TO DO: What lines in the records below mention "photo"? List them all.

RECORDED DATA:
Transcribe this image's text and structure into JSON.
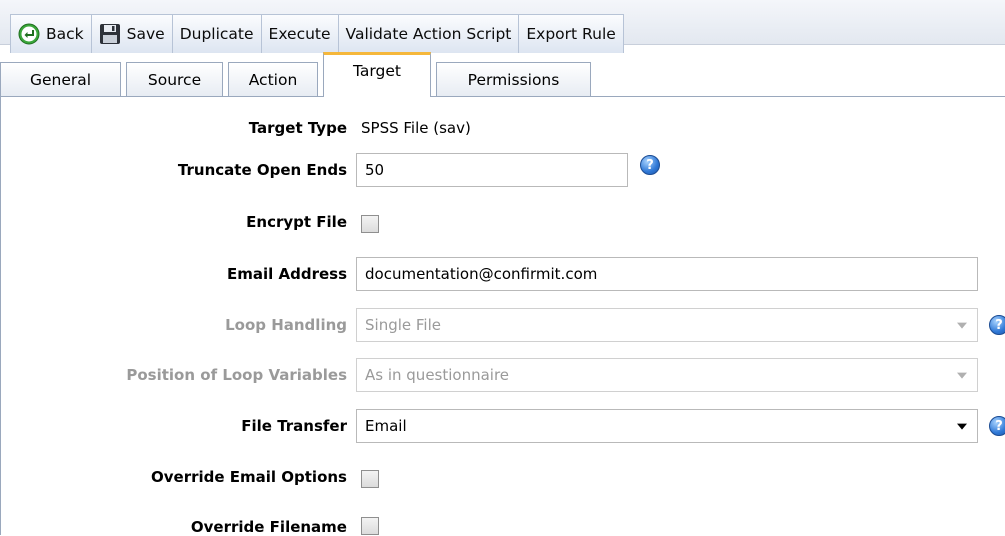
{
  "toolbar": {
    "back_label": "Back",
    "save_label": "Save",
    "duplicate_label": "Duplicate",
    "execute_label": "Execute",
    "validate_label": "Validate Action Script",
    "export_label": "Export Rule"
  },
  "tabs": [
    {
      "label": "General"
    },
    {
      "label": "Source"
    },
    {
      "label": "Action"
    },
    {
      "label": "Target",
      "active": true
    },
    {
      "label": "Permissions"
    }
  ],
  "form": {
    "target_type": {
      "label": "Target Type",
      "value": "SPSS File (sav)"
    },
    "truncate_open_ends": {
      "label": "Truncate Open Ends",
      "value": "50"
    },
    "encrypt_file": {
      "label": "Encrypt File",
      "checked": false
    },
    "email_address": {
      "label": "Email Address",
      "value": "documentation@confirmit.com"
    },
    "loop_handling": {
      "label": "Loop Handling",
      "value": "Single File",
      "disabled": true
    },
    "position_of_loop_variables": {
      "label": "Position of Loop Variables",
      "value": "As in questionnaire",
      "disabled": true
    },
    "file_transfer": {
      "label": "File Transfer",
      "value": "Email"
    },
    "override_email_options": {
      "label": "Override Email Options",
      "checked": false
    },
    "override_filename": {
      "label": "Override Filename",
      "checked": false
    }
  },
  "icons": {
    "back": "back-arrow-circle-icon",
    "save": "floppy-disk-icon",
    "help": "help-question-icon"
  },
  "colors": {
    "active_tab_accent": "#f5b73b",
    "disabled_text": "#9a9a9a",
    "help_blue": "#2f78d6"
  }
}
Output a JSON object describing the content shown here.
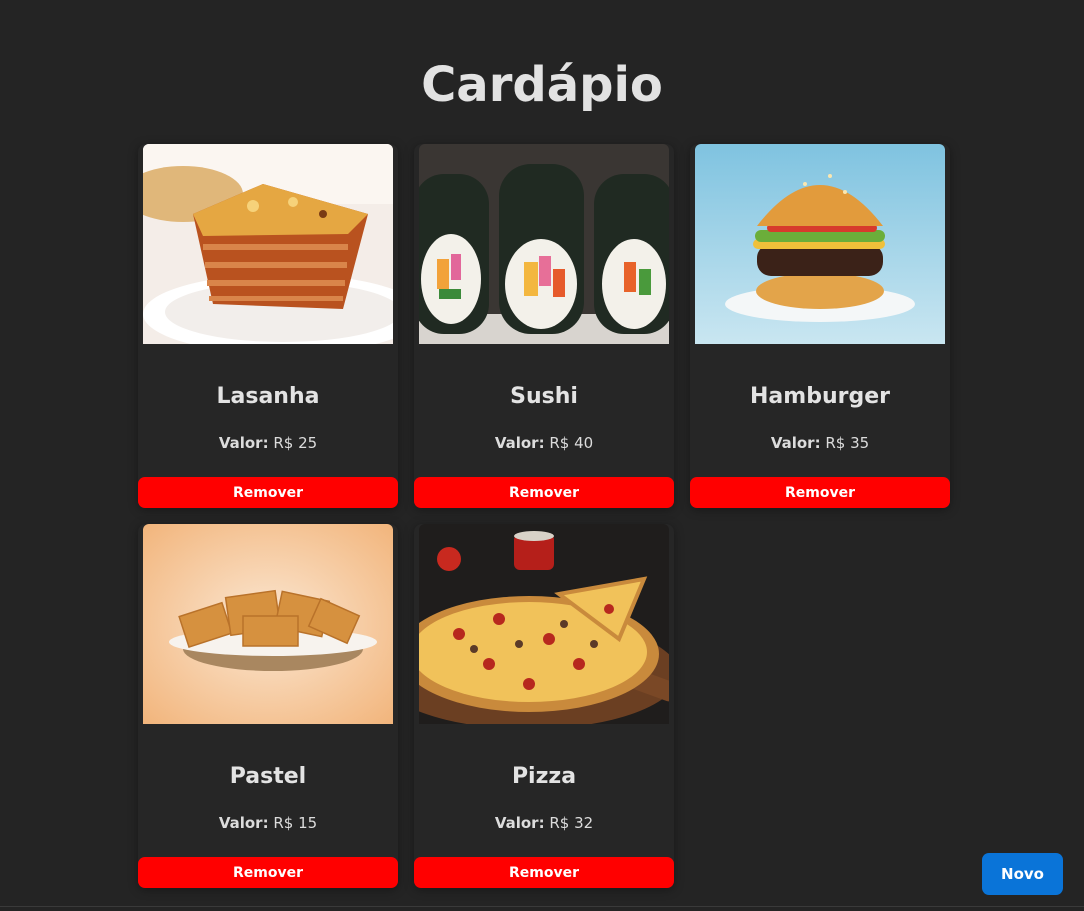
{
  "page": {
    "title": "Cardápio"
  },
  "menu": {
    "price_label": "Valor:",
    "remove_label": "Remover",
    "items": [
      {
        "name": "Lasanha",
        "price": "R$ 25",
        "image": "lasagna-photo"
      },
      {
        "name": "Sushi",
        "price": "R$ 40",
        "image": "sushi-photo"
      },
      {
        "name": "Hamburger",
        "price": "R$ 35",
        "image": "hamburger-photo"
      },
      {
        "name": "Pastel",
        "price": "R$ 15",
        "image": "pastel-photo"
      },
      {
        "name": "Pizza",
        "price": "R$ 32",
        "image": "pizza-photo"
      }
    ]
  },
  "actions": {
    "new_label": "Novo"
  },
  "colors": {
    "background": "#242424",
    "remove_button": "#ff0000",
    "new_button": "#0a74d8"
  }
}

ANSWER BOX:
        "image": "lasagna-photo"
        "image": "sushi-photo"
        "image": "hamburger-photo"
        "image": "pastel-photo"
        "image": "pizza-photo"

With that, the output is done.